Only the lines with "controllers" in the entries below belong in the answer; please copy them.
=== GIVEN RECORDS ===
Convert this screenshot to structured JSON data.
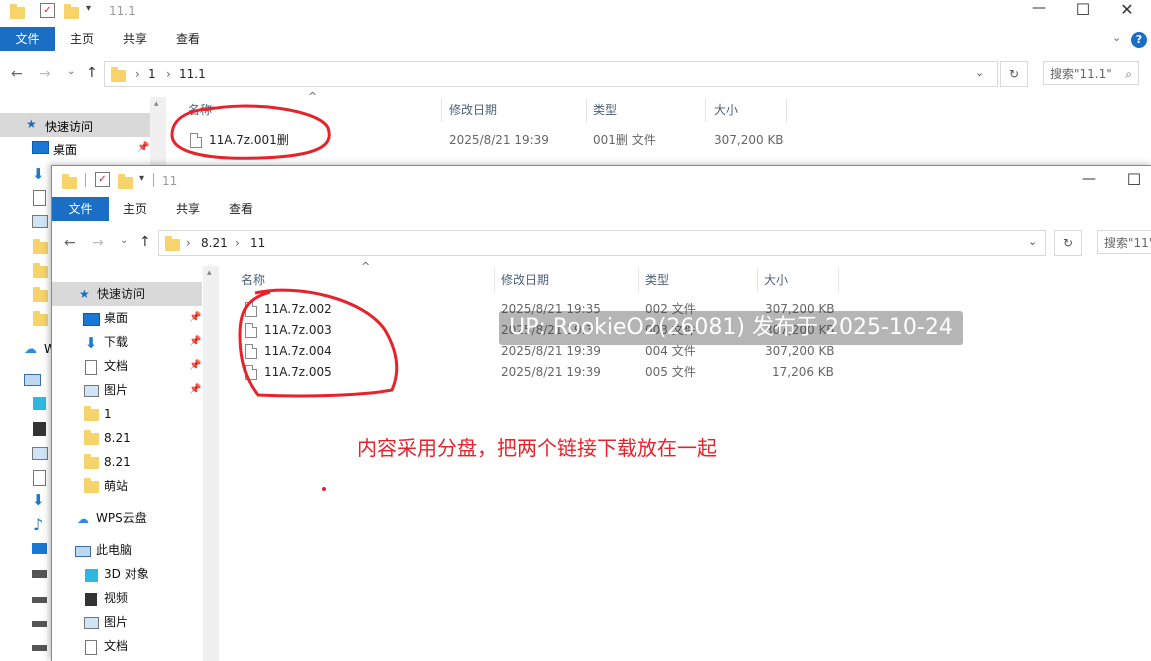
{
  "back_window": {
    "title": "11.1",
    "ribbon_tabs": [
      "文件",
      "主页",
      "共享",
      "查看"
    ],
    "breadcrumb": [
      "1",
      "11.1"
    ],
    "search_placeholder": "搜索\"11.1\"",
    "quick_access_label": "快速访问",
    "sidebar_items": [
      "桌面",
      "W"
    ],
    "columns": {
      "name": "名称",
      "date": "修改日期",
      "type": "类型",
      "size": "大小"
    },
    "files": [
      {
        "name": "11A.7z.001删",
        "date": "2025/8/21 19:39",
        "type": "001删 文件",
        "size": "307,200 KB"
      }
    ]
  },
  "front_window": {
    "title": "11",
    "ribbon_tabs": [
      "文件",
      "主页",
      "共享",
      "查看"
    ],
    "breadcrumb": [
      "8.21",
      "11"
    ],
    "search_placeholder": "搜索\"11\"",
    "sidebar": {
      "quick_access": "快速访问",
      "items": [
        {
          "label": "桌面",
          "icon": "desktop-icon"
        },
        {
          "label": "下载",
          "icon": "download-icon"
        },
        {
          "label": "文档",
          "icon": "document-icon"
        },
        {
          "label": "图片",
          "icon": "picture-icon"
        },
        {
          "label": "1",
          "icon": "folder-icon"
        },
        {
          "label": "8.21",
          "icon": "folder-icon"
        },
        {
          "label": "8.21",
          "icon": "folder-icon"
        },
        {
          "label": "萌站",
          "icon": "folder-icon"
        }
      ],
      "wps": "WPS云盘",
      "this_pc": "此电脑",
      "pc_items": [
        {
          "label": "3D 对象",
          "icon": "cube-icon"
        },
        {
          "label": "视频",
          "icon": "video-icon"
        },
        {
          "label": "图片",
          "icon": "picture-icon"
        },
        {
          "label": "文档",
          "icon": "document-icon"
        }
      ]
    },
    "columns": {
      "name": "名称",
      "date": "修改日期",
      "type": "类型",
      "size": "大小"
    },
    "files": [
      {
        "name": "11A.7z.002",
        "date": "2025/8/21 19:35",
        "type": "002 文件",
        "size": "307,200 KB"
      },
      {
        "name": "11A.7z.003",
        "date": "2025/8/21 19:3",
        "type": "003 文件",
        "size": "307,200 KB"
      },
      {
        "name": "11A.7z.004",
        "date": "2025/8/21 19:39",
        "type": "004 文件",
        "size": "307,200 KB"
      },
      {
        "name": "11A.7z.005",
        "date": "2025/8/21 19:39",
        "type": "005 文件",
        "size": "17,206 KB"
      }
    ]
  },
  "watermark": "UP: RookieO2(26081) 发布于 2025-10-24",
  "annotation_note": "内容采用分盘，把两个链接下载放在一起",
  "colors": {
    "accent": "#1a6fc4",
    "annotation": "#e8222a"
  }
}
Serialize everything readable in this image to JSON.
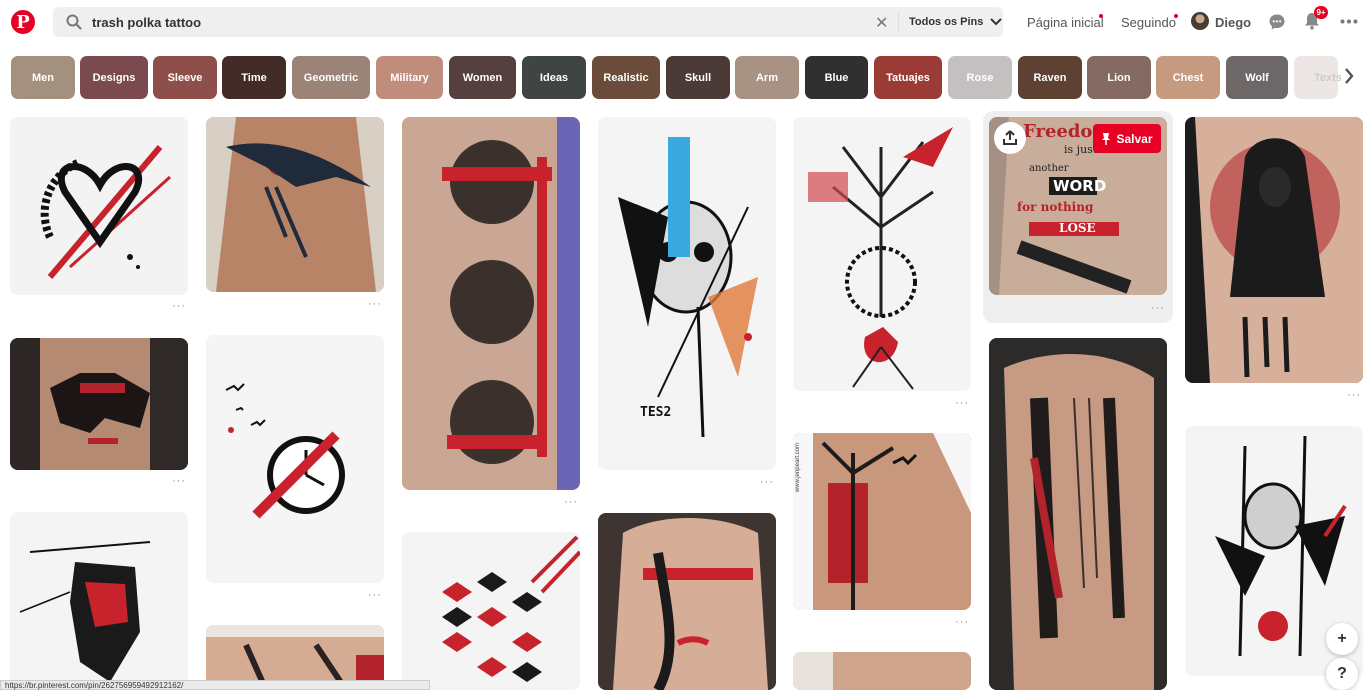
{
  "header": {
    "logo": "P",
    "search_value": "trash polka tattoo",
    "scope_label": "Todos os Pins",
    "nav_home": "Página inicial",
    "nav_following": "Seguindo",
    "user_name": "Diego",
    "notifications_badge": "9+"
  },
  "chips": [
    {
      "label": "Men",
      "color": "#a4907f"
    },
    {
      "label": "Designs",
      "color": "#7b4a4e"
    },
    {
      "label": "Sleeve",
      "color": "#8e4f4a"
    },
    {
      "label": "Time",
      "color": "#432c27"
    },
    {
      "label": "Geometric",
      "color": "#9b8377"
    },
    {
      "label": "Military",
      "color": "#c08c7c"
    },
    {
      "label": "Women",
      "color": "#56403f"
    },
    {
      "label": "Ideas",
      "color": "#3e4542"
    },
    {
      "label": "Realistic",
      "color": "#6b4c3a"
    },
    {
      "label": "Skull",
      "color": "#4c3a36"
    },
    {
      "label": "Arm",
      "color": "#a89284"
    },
    {
      "label": "Blue",
      "color": "#303030"
    },
    {
      "label": "Tatuajes",
      "color": "#9b3b35"
    },
    {
      "label": "Rose",
      "color": "#c4c0bf"
    },
    {
      "label": "Raven",
      "color": "#5e4132"
    },
    {
      "label": "Lion",
      "color": "#846a62"
    },
    {
      "label": "Chest",
      "color": "#c59a7e"
    },
    {
      "label": "Wolf",
      "color": "#6e6768"
    },
    {
      "label": "Texts",
      "color": "#ece7e4"
    }
  ],
  "pin_actions": {
    "save_label": "Salvar",
    "more_label": "···"
  },
  "tattoo_text": {
    "signature": "TES2",
    "freedom": "Freedom",
    "is_just": "is just",
    "another": "another",
    "word": "WORD",
    "nothing": "for nothing",
    "lose": "LOSE",
    "url": "www.jenpeart.com"
  },
  "fab": {
    "plus": "+",
    "help": "?"
  },
  "status_bar": "https://br.pinterest.com/pin/262756959492912162/"
}
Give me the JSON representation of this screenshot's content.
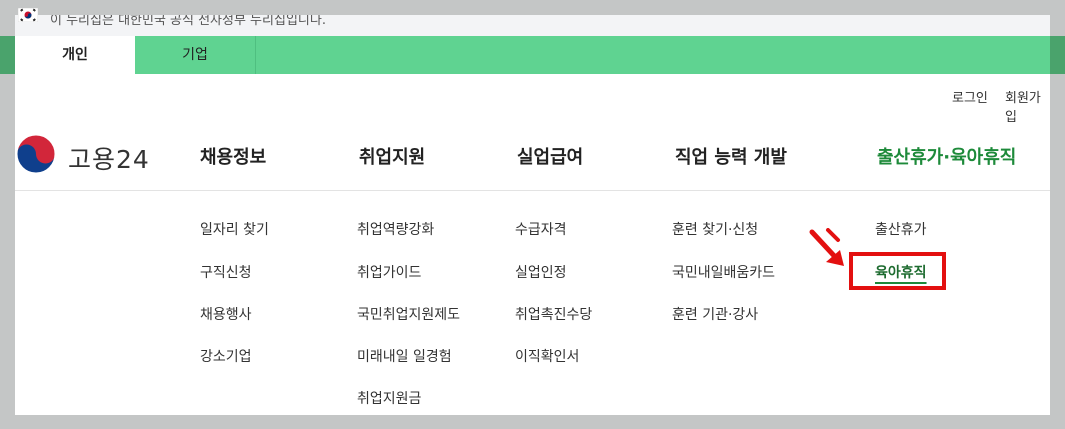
{
  "gov_notice": "이 누리집은 대한민국 공식 전자정부 누리집입니다.",
  "tabs": [
    {
      "label": "개인",
      "active": true
    },
    {
      "label": "기업",
      "active": false
    }
  ],
  "util_links": {
    "login": "로그인",
    "signup": "회원가입"
  },
  "logo_text": "고용24",
  "menu": [
    {
      "label": "채용정보",
      "items": [
        "일자리 찾기",
        "구직신청",
        "채용행사",
        "강소기업"
      ]
    },
    {
      "label": "취업지원",
      "items": [
        "취업역량강화",
        "취업가이드",
        "국민취업지원제도",
        "미래내일 일경험",
        "취업지원금"
      ]
    },
    {
      "label": "실업급여",
      "items": [
        "수급자격",
        "실업인정",
        "취업촉진수당",
        "이직확인서"
      ]
    },
    {
      "label": "직업 능력 개발",
      "items": [
        "훈련 찾기·신청",
        "국민내일배움카드",
        "훈련 기관·강사"
      ]
    },
    {
      "label": "출산휴가·육아휴직",
      "active": true,
      "items": [
        "출산휴가",
        "육아휴직"
      ],
      "highlighted_item": "육아휴직"
    }
  ],
  "colors": {
    "tab_green": "#5fd391",
    "active_menu": "#1d8a3a",
    "highlight_red": "#e31010"
  }
}
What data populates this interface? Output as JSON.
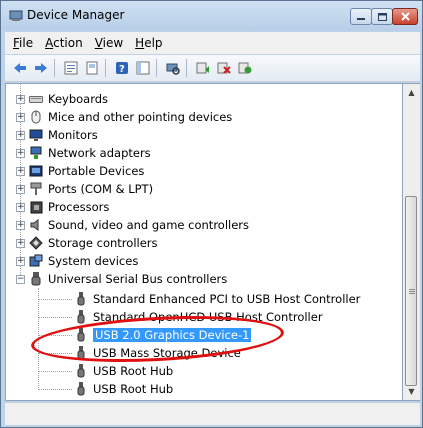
{
  "window": {
    "title": "Device Manager"
  },
  "menu": [
    {
      "label_ul": "F",
      "label_rest": "ile"
    },
    {
      "label_ul": "A",
      "label_rest": "ction"
    },
    {
      "label_ul": "V",
      "label_rest": "iew"
    },
    {
      "label_ul": "H",
      "label_rest": "elp"
    }
  ],
  "toolbar": {
    "icons": [
      "back-arrow-icon",
      "forward-arrow-icon",
      "properties-icon",
      "show-hidden-icon",
      "help-icon",
      "console-tree-icon",
      "scan-hardware-icon",
      "update-driver-icon",
      "disable-device-icon",
      "uninstall-device-icon"
    ]
  },
  "tree": {
    "categories": [
      {
        "label": "Keyboards",
        "icon": "keyboard-icon"
      },
      {
        "label": "Mice and other pointing devices",
        "icon": "mouse-icon"
      },
      {
        "label": "Monitors",
        "icon": "monitor-icon"
      },
      {
        "label": "Network adapters",
        "icon": "network-adapter-icon"
      },
      {
        "label": "Portable Devices",
        "icon": "portable-device-icon"
      },
      {
        "label": "Ports (COM & LPT)",
        "icon": "port-icon"
      },
      {
        "label": "Processors",
        "icon": "processor-icon"
      },
      {
        "label": "Sound, video and game controllers",
        "icon": "speaker-icon"
      },
      {
        "label": "Storage controllers",
        "icon": "storage-controller-icon"
      },
      {
        "label": "System devices",
        "icon": "system-device-icon"
      },
      {
        "label": "Universal Serial Bus controllers",
        "icon": "usb-icon"
      }
    ],
    "usb_children": [
      {
        "label": "Standard Enhanced PCI to USB Host Controller"
      },
      {
        "label": "Standard OpenHCD USB Host Controller"
      },
      {
        "label": "USB 2.0 Graphics Device-1",
        "selected": true
      },
      {
        "label": "USB Mass Storage Device"
      },
      {
        "label": "USB Root Hub"
      },
      {
        "label": "USB Root Hub"
      }
    ],
    "selected_color": "#3399ff"
  },
  "annotation": {
    "color": "#e01010",
    "shape": "ellipse",
    "target": "USB 2.0 Graphics Device-1"
  }
}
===
**EXERCISE RESULT:**
        "label": "Sound, video and game controllers",
        "label": "Storage controllers",
        "label": "Universal Serial Bus controllers",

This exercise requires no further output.